But here is the rub: the three institutions on which the Greek state currently depends for its fiscal survival are all adamant to force the left-led government into submission. The reasons for this are overtly political: Eurozone governments are loathe to allow Syriza to set a successful example of debtor defiance, lest anti-austerity movements elsewhere in the Eurozone periphery be emboldened to make similar demands. They are also hell-bent on extracting as much debt repayment from Greece as possible before the inevitable default kicks in. And so the institutions are ratcheting up the pressure while keeping the government on a tight leash, thereby hoping to either break up the ruling coalition or force it into a humiliating surrender.
For the creditors, it is therefore essential that Syriza be forced into submission. The collective humiliation of Yanis Varoufakis at the latest Eurogroup meeting in Riga should be seen in this light. After the February 25 agreement, which forced Varoufakis to backtrack on earlier demands for a debt restructuring and an end to Troika-enforced austerity and reform, the sidelining of the finance minister in the debt negotiations marks yet another symbolic and strategic retreat for Prime Minister Tsipras. If things continue like this, there will be further retreats in the months ahead.
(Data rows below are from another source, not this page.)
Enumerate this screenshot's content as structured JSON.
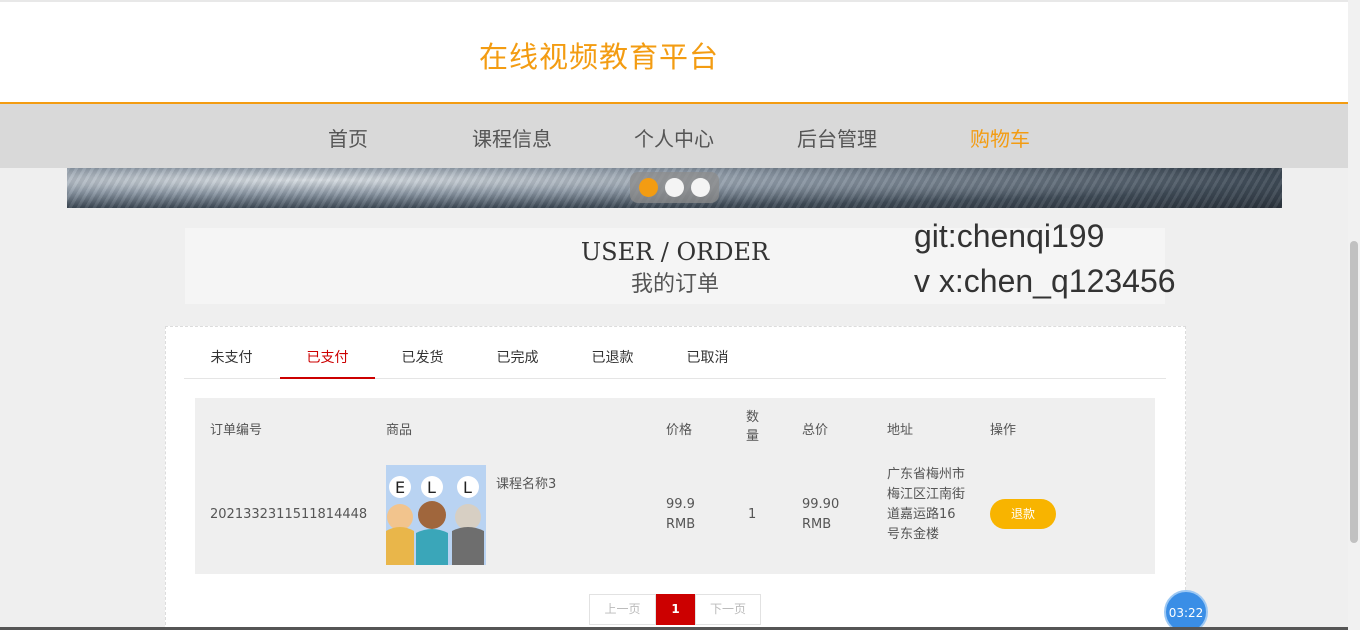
{
  "site": {
    "title": "在线视频教育平台"
  },
  "nav": {
    "items": [
      "首页",
      "课程信息",
      "个人中心",
      "后台管理",
      "购物车"
    ],
    "active_index": 4
  },
  "carousel": {
    "dot_count": 3,
    "active_dot": 0
  },
  "order_header": {
    "title_en": "USER / ORDER",
    "title_cn": "我的订单"
  },
  "watermark": {
    "line1": "git:chenqi199",
    "line2": "v x:chen_q123456"
  },
  "tabs": {
    "items": [
      "未支付",
      "已支付",
      "已发货",
      "已完成",
      "已退款",
      "已取消"
    ],
    "active_index": 1
  },
  "table": {
    "headers": [
      "订单编号",
      "商品",
      "价格",
      "数量",
      "总价",
      "地址",
      "操作"
    ],
    "rows": [
      {
        "order_no": "2021332311511814448",
        "product_name": "课程名称3",
        "price": "99.9 RMB",
        "quantity": "1",
        "total": "99.90 RMB",
        "address": "广东省梅州市梅江区江南街道嘉运路16号东金楼",
        "action_label": "退款"
      }
    ]
  },
  "pagination": {
    "prev_label": "上一页",
    "current": "1",
    "next_label": "下一页"
  },
  "timer": {
    "label": "03:22"
  },
  "colors": {
    "accent": "#f39c12",
    "active_tab": "#cc0000",
    "button": "#f8b400"
  }
}
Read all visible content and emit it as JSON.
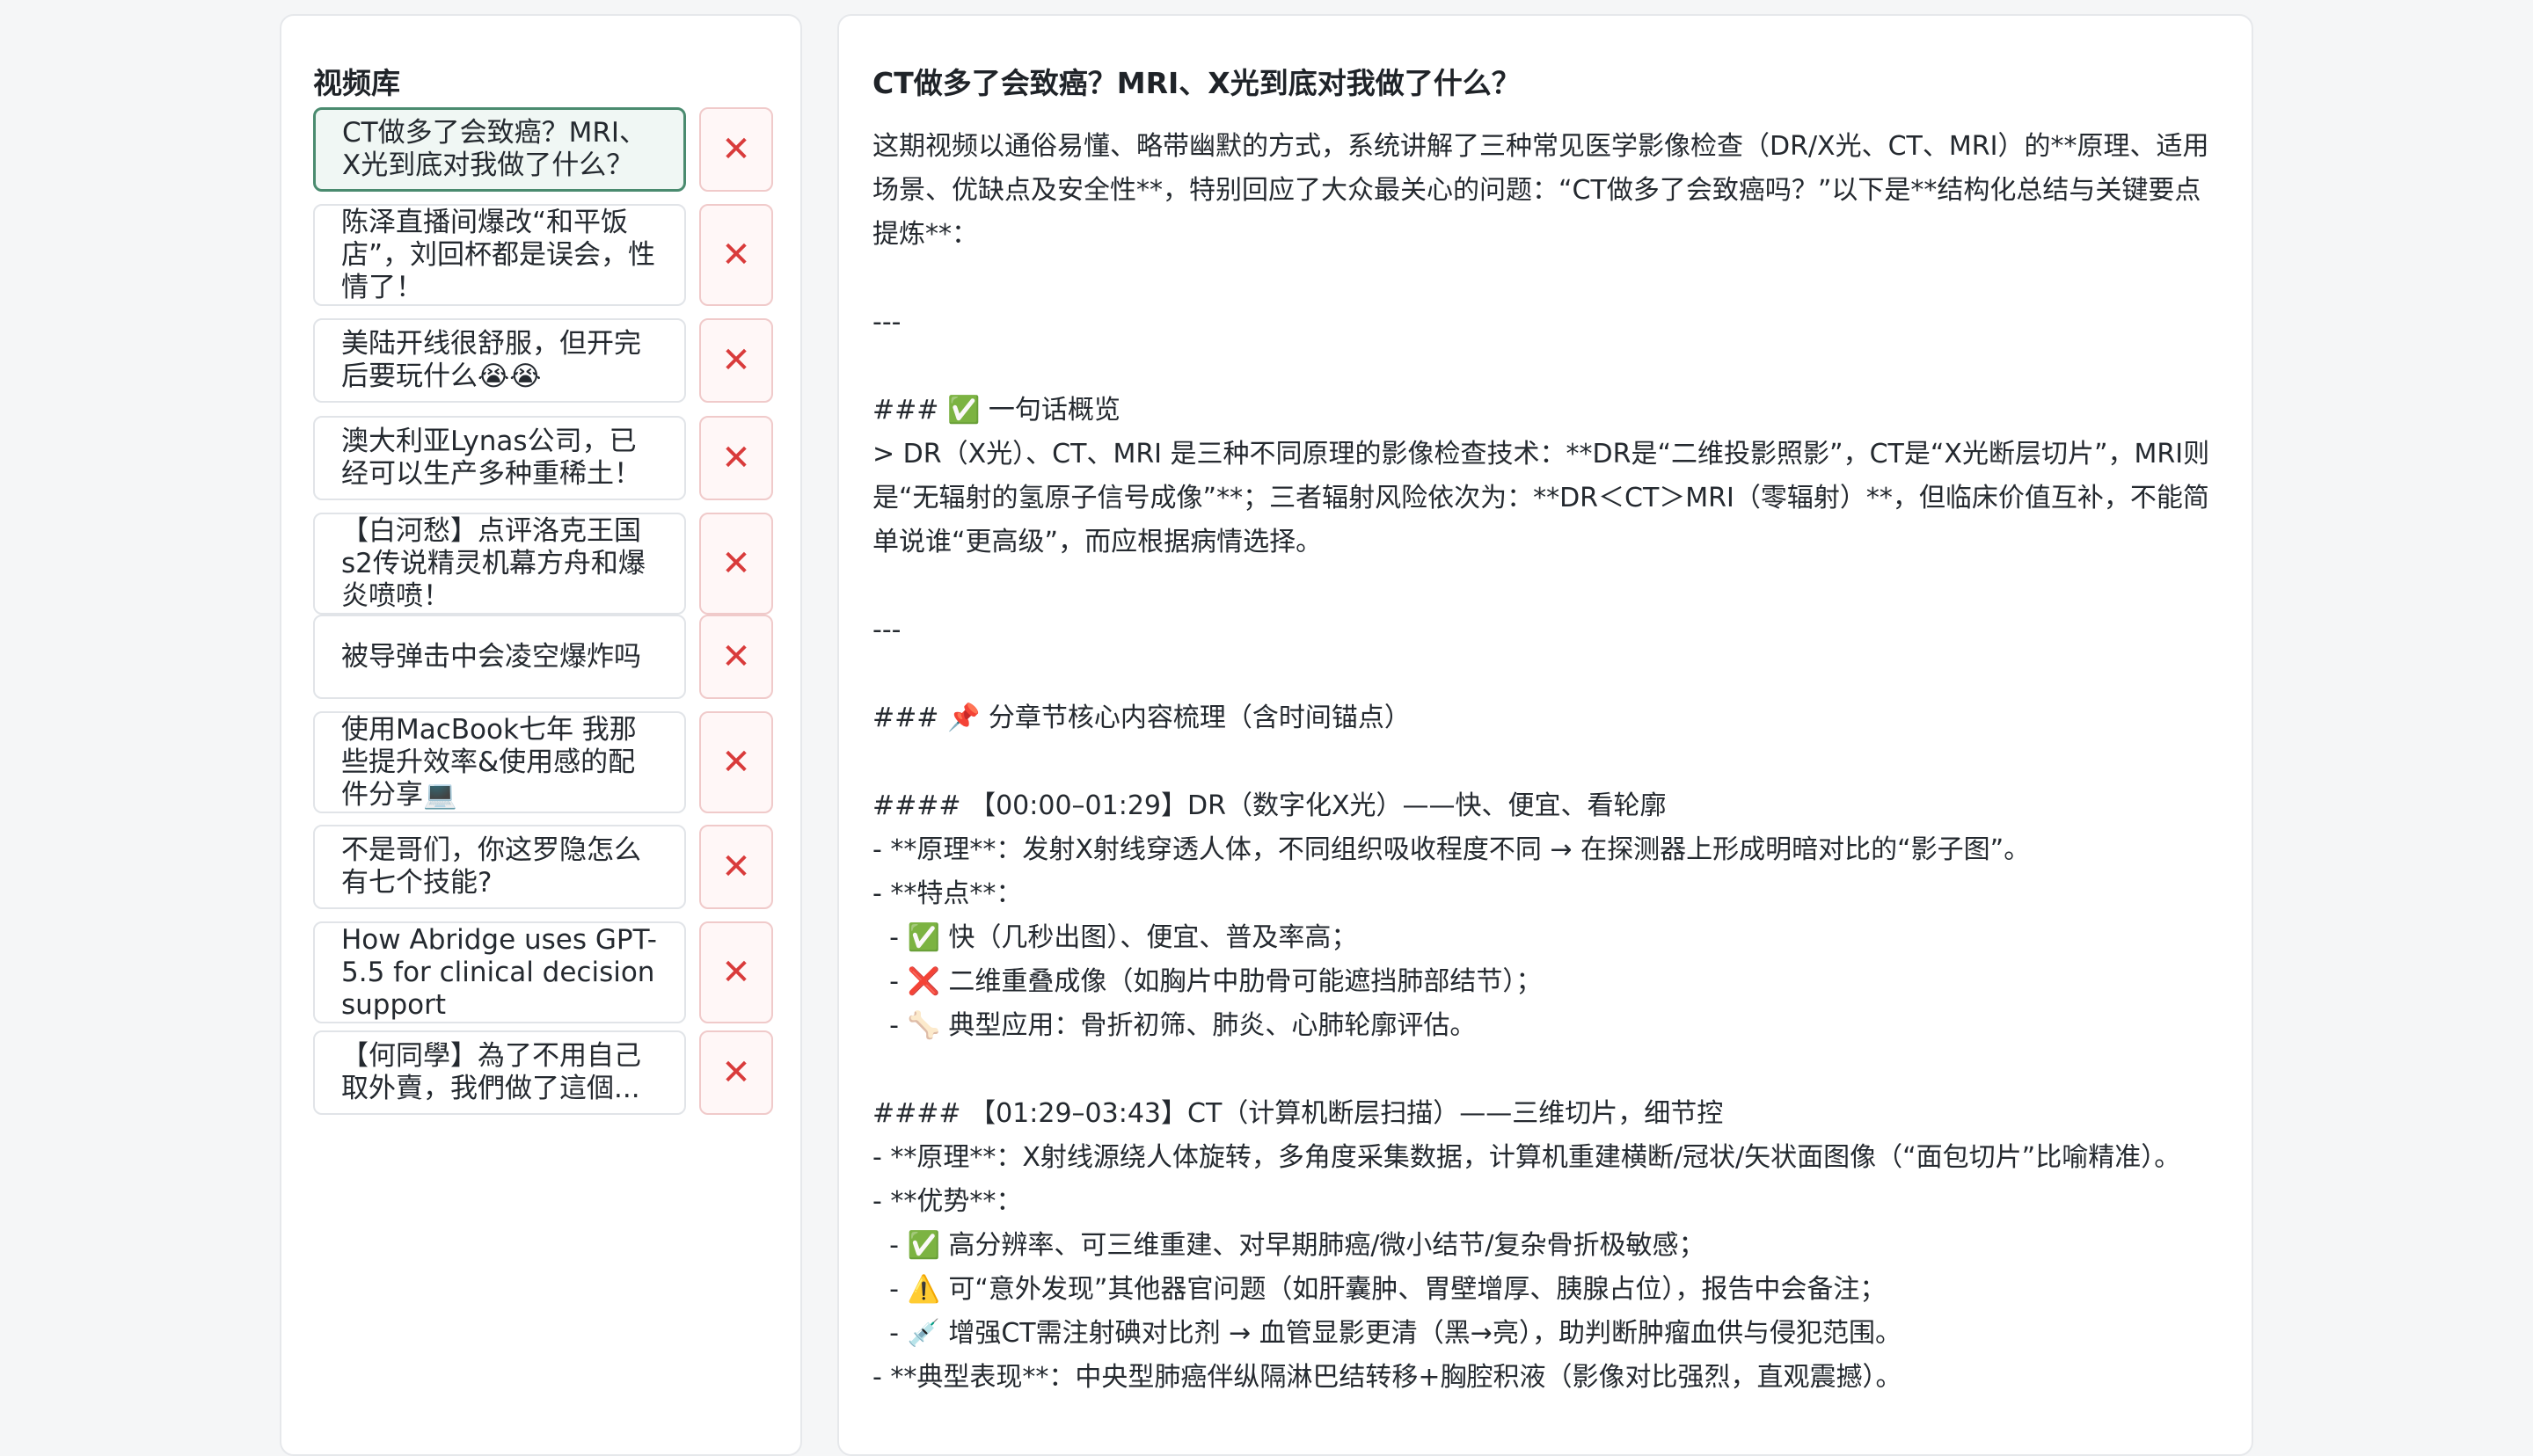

The creditors are adamant to go all the way in bringing Syriza to its knees – and they have both time and resources on their side. The Greek government has neither.
Next week’s Eurogroup meeting of May 11 has repeatedly been touted as the absolute deadline for the Greeks to present a satisfying list of reforms and fiscal targets, but both sides already seem to publicly acknowledge that such an agreement is now extremely unlikely. The next day, on May 12, a 750 million euro payment is due to IMF. The Greek government may have just enough resources to make this payment, but it is unclear if it will be able to execute pension and wage transfers at the end of May. Then in June another 5.2 billion is due to the IMF, which it almost certainly cannot pay.
To make matters worse, 6.7 billion is falling due to the ECB over the summer. Whatever happens next, Greece will not be able to cover these payments without the disbursement of the last tranche of its previous bailout, and possibly even a third bailout on top of the last two. For this to happen, it would need to arrive at a new agreement with the creditors in June, where the latter will almost certainly try to force Syriza to its knees for a full withdrawal from its electoral program. It is now more than clear that the Eurozone simply will not tolerate any anti-austerity forces in its midst.
The conclusion from all of this is fairly straightforward: if Greece is adamant to repay its creditors in full, it will first have to convince them to disburse further bailout funds – which they will only be willing to do if the Syriza-led government abandons the anti-austerity platform on which it was elected. If, by contrast, the leftists are adamant on overturning the austerity measures against which they originally campaigned, the only real option that remains for them is to simply stop spending their scarce resources on repaying external creditors – and default.
In other words, it’s high time to forget about all the friendly rhetoric about Greece reaching a “mutually beneficial” deal with its creditors. The endgame is here. The Eurozone will not back down. Either the Greek government defaults, or it will be defeated. There is no other way.
Jerome Roos is a PhD researcher in International Political Economy at the European University Institute, and founding editor of ROAR Magazine. Follow him on Twitter at @JeromeRoos.